* **About this exercise**: Some lines of the records below include the word "xaml". Report how many, and write nothing besides the number.

* **Material supplied**:
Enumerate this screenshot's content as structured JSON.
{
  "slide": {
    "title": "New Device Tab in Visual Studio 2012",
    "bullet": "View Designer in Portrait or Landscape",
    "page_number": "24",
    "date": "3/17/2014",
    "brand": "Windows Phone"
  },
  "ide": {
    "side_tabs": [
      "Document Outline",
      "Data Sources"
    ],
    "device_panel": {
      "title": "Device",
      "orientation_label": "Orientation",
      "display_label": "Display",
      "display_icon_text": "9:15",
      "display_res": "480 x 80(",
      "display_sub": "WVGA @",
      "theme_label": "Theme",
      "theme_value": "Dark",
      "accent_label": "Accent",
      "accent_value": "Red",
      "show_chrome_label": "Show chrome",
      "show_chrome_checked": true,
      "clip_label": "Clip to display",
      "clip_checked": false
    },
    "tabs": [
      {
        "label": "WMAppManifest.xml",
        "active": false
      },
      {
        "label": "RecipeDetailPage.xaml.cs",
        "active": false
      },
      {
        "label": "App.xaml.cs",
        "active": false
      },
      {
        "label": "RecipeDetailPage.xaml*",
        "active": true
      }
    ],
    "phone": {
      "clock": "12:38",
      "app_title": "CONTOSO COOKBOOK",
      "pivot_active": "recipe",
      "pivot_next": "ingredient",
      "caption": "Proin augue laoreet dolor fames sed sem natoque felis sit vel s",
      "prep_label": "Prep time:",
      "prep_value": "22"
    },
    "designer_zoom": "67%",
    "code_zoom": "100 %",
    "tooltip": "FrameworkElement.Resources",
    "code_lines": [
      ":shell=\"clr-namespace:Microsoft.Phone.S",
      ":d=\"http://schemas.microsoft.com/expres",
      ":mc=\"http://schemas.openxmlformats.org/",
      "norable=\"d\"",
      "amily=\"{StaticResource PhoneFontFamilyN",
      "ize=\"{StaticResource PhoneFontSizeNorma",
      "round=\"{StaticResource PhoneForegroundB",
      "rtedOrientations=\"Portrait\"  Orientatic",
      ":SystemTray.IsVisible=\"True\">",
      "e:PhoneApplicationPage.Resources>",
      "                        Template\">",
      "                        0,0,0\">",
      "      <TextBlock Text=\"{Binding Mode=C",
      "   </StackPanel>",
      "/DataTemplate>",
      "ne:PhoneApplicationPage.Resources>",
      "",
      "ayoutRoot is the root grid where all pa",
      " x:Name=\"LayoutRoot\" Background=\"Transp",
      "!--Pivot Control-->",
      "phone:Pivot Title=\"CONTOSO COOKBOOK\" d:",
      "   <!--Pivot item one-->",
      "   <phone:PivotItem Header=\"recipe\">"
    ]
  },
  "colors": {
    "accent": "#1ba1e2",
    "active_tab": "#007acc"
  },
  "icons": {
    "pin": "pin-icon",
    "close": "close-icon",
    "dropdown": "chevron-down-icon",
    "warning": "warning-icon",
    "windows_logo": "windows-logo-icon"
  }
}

* **Task result**: 3